── RECORDS

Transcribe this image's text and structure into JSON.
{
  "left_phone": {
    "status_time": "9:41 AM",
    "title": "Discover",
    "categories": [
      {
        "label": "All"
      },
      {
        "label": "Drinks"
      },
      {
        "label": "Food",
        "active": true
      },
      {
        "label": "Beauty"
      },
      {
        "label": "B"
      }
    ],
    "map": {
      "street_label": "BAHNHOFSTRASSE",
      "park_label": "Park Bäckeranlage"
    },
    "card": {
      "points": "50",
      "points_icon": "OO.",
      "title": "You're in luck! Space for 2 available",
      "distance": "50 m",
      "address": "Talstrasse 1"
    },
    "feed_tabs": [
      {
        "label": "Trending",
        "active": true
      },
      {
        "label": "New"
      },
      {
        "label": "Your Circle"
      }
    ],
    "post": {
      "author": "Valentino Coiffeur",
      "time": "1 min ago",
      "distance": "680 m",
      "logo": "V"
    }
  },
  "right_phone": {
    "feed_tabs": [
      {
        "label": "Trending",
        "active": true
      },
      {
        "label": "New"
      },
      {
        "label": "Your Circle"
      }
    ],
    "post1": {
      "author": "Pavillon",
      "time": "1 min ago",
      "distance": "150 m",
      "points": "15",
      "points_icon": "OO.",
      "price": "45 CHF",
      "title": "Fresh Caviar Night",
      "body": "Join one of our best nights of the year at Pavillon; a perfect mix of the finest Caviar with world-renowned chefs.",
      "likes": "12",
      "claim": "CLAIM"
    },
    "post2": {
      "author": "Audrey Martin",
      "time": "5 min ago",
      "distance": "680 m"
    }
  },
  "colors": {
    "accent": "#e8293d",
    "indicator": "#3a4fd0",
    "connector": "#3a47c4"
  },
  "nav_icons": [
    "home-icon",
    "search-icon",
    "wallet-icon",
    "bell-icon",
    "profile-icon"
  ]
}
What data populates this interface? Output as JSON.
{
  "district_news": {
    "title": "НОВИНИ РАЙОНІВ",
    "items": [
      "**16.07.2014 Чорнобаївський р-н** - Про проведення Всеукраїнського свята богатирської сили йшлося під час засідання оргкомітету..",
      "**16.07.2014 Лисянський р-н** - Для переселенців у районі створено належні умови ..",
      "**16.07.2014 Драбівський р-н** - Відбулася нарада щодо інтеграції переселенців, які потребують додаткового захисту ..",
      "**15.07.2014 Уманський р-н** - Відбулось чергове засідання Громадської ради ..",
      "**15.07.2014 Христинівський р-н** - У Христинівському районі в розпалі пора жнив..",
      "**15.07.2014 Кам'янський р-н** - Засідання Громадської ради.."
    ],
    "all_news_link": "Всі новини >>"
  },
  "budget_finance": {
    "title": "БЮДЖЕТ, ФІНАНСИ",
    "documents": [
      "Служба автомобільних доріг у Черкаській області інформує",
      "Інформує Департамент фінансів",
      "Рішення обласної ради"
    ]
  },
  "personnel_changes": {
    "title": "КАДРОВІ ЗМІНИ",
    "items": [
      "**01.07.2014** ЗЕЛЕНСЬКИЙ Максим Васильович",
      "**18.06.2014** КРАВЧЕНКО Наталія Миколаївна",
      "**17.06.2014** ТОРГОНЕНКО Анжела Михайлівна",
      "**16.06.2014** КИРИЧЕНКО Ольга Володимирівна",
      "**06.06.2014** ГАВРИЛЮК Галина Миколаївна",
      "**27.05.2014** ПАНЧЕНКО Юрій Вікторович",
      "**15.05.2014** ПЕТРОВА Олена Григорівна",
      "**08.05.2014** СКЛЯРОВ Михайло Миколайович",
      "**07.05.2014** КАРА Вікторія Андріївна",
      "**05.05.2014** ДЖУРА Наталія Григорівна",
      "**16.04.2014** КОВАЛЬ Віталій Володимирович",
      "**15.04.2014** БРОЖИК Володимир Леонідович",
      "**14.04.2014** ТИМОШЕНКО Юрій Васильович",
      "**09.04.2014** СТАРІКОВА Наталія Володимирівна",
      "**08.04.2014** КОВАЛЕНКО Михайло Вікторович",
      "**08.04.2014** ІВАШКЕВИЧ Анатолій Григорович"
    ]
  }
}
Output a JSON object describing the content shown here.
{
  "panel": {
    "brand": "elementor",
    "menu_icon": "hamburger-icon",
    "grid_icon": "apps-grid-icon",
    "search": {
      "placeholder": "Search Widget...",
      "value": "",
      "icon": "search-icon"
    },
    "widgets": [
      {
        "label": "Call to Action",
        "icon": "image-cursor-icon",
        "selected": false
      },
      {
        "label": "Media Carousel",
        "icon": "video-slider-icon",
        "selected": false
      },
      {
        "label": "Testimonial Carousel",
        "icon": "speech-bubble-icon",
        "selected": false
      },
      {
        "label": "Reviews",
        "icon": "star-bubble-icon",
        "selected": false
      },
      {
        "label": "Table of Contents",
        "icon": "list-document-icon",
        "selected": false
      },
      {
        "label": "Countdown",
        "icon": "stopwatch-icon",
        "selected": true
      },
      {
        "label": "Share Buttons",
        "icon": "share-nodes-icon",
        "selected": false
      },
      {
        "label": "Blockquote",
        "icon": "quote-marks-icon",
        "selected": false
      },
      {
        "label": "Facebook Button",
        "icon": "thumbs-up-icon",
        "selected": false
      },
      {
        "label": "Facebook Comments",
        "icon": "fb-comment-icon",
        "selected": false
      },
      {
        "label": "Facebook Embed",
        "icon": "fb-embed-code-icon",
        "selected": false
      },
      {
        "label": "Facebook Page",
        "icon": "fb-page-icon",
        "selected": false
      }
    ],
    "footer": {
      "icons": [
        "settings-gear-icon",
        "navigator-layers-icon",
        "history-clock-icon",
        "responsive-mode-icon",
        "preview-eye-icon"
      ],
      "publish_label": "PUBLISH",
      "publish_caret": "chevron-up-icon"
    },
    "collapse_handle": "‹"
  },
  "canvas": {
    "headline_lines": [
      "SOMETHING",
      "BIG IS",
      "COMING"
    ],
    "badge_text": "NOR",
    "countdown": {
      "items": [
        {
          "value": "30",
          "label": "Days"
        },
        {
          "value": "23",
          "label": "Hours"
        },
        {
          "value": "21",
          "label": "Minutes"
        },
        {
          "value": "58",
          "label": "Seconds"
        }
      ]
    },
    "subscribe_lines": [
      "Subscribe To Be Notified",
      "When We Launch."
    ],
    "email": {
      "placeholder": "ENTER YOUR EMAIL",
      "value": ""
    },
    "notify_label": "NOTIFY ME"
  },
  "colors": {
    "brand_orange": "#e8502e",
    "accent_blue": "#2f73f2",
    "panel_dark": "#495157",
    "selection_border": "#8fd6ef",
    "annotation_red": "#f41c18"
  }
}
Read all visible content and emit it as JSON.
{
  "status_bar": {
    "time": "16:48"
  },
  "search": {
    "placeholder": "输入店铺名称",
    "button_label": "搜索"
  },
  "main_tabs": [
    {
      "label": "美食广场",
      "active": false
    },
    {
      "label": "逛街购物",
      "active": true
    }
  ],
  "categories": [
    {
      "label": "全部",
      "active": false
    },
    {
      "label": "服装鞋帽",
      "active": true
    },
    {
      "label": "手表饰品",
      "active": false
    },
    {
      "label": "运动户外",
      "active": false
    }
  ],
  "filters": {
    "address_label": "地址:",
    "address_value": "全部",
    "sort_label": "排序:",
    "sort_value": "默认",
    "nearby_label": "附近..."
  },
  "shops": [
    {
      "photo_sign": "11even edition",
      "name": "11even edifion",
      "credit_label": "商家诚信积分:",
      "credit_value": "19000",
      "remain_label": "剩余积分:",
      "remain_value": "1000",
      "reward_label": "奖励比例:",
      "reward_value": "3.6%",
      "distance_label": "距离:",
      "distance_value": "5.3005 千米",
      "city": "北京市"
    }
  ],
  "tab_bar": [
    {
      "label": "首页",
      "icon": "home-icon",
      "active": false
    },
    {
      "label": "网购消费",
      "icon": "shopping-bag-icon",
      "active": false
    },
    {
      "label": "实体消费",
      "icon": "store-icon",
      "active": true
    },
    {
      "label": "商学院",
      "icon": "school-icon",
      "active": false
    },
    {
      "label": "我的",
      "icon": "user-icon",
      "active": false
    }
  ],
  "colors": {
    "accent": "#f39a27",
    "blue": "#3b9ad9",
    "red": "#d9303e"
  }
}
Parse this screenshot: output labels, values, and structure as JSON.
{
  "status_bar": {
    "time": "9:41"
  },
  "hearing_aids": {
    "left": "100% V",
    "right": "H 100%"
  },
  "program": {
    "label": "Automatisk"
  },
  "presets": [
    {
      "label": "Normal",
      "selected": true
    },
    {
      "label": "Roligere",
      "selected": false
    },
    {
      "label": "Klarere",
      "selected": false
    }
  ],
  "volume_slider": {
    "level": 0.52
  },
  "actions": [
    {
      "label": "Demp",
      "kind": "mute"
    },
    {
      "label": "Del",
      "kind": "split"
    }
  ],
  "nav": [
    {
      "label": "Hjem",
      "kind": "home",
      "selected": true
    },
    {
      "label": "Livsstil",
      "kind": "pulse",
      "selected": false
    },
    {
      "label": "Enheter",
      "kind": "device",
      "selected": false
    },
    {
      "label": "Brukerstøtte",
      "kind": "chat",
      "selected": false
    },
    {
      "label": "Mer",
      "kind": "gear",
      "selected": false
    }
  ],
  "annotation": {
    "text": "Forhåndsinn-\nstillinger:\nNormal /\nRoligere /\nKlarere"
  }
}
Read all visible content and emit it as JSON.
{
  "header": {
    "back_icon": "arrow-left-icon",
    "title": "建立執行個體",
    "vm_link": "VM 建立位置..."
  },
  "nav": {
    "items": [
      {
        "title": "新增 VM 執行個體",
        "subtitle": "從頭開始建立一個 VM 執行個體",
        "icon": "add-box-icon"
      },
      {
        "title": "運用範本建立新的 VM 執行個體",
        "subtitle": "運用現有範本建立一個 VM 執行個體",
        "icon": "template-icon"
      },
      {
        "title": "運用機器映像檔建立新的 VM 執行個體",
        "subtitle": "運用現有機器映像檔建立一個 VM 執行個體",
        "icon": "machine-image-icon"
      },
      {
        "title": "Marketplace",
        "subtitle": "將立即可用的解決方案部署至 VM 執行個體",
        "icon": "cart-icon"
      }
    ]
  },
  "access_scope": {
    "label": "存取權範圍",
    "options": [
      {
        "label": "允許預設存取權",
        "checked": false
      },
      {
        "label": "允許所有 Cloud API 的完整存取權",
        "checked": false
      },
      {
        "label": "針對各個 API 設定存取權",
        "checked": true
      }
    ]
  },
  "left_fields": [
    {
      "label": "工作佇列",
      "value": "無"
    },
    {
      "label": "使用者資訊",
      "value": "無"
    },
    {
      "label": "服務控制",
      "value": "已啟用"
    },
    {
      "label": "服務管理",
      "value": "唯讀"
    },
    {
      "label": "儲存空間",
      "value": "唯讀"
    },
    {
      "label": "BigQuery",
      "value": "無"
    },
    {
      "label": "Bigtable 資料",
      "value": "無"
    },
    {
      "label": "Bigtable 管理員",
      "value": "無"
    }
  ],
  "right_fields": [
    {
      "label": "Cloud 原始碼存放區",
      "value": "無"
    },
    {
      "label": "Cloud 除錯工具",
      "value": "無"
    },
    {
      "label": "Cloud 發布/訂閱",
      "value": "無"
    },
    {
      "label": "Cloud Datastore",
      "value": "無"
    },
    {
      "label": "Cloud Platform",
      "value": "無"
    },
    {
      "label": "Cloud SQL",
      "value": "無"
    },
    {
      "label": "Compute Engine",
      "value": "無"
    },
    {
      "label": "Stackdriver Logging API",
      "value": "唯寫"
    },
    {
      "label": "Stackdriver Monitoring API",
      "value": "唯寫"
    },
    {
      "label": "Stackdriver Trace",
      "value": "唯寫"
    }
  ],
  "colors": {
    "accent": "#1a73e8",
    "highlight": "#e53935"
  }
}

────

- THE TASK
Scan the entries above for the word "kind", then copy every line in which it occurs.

- OUTPUT BELOW
      "kind": "mute"
      "kind": "split"
      "kind": "home",
      "kind": "pulse",
      "kind": "device",
      "kind": "chat",
      "kind": "gear",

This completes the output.